By Kristin Fong
The common saying, “A picture is worth a thousand words,” asserts that a simple image of an idea can more effectively describe it than the written word.
For many students, reading about history and memorizing facts and timelines isn’t enough to fully grasp the effect these events still have today. I have discovered through my 10 years of museum experience that research, literature, and primary sources really do go hand-in-hand with interpreting images. Speaking through the lens of the Western American art collection with which I work, I will share a few examples of historic paintings. Each painting has a unique story to tell, and each can really speak volumes about what has happened throughout history.
When Meriwether Lewis and William Clark first came to the mouth of the White River in Southwestern Dakota in 1806, they described a herd of buffalo (bison) in these words: “These…animals are now so numerous that from an eminence we discovered more than we had ever seen before at one time; and if it be not impossible to calculate the moving multitude, which darkened the whole plains, we are convinced that twenty thousand would be no exaggerated number.”
When Lewis and Clark’s description is read in conjunction with the painting by William Jacob Hays, it may be possible to grasp how dense the herds of bison on the plains of the Midwestern United States really were in this century. Without the image, however, can you really get a sense of the “moving multitude” that Lewis and Clark described? Before the 1860s, when travel by rail became more popular, it was common to see herds of bison as far as the eye could reach. (Those dark spots along the painting’s horizon line are still part of the herd!) It would sometimes take a full day or two of travel by horseback or wagon, just to pass through one herd.
Because this phenomenon can no longer be witnessed today, images like this can illustrate for students the sheer quantity of Bison to be seen in the early days of the frontier. Like Lewis and Clark, your students can see a painting like this and feel as though they, too, are discovering something new.

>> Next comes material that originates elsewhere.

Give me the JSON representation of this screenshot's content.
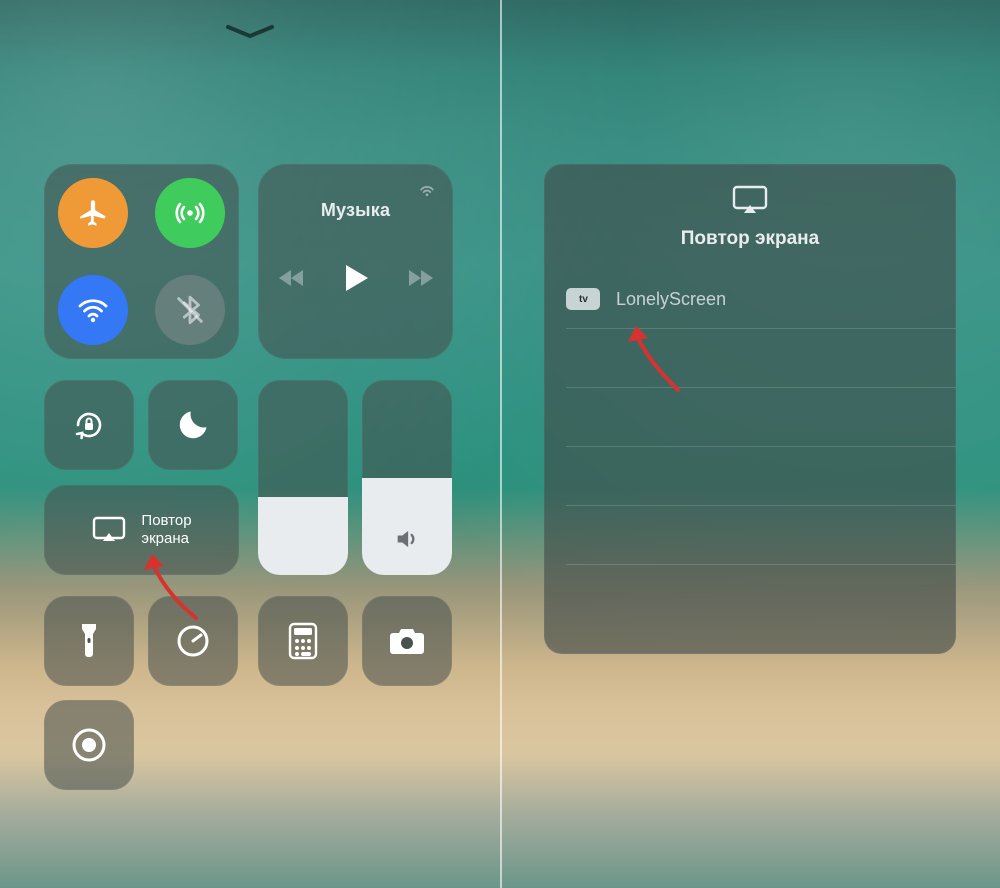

Alternatively, creative writing and poetry can often edge readers toward a greater sense of the subject at-hand. However, when this poem, written by Captain William Banning and George Hugh Banning in 1928, is read without the painting seen below, can you quite fathom how dangerous, how thrilling, it might have been to ride a stagecoach? Can you quite grasp how terrified you might have been, careening down a canyon wall in a wooden and iron vehicle at top speed?
“Creeping through the valley, crawling o’er the hill, Splashing through the branches, rumbling o’er the mill; Putting nervous gentlemen in a towering rage. What is so provoking as riding in a stage?”
While testimonials and infographics certainly assist students’ understanding of complex or unfamiliar subject matter, images can reach a broader audience by providing common ground, even for students who may not be strong readers, or who may be English language learners. Images can serve as visual responses to political and cultural shifts over time, and offer a variety of styles and perspectives on historical events. I believe that history can be better understood through the eyes of artists who experienced it first-hand. So, in the future, I encourage you to prove your historical facts by showing primary historical records—pictures!
Kristin Fong is the Educator at the American Museum of Western Art—The Anschutz Collection. The Museum offers free school tours and customized lesson plans for interested student groups. As a transplant to Colorado, Kristin feels drawn to the West and aims to increase students’ interest in and understanding of Western art’s unique history.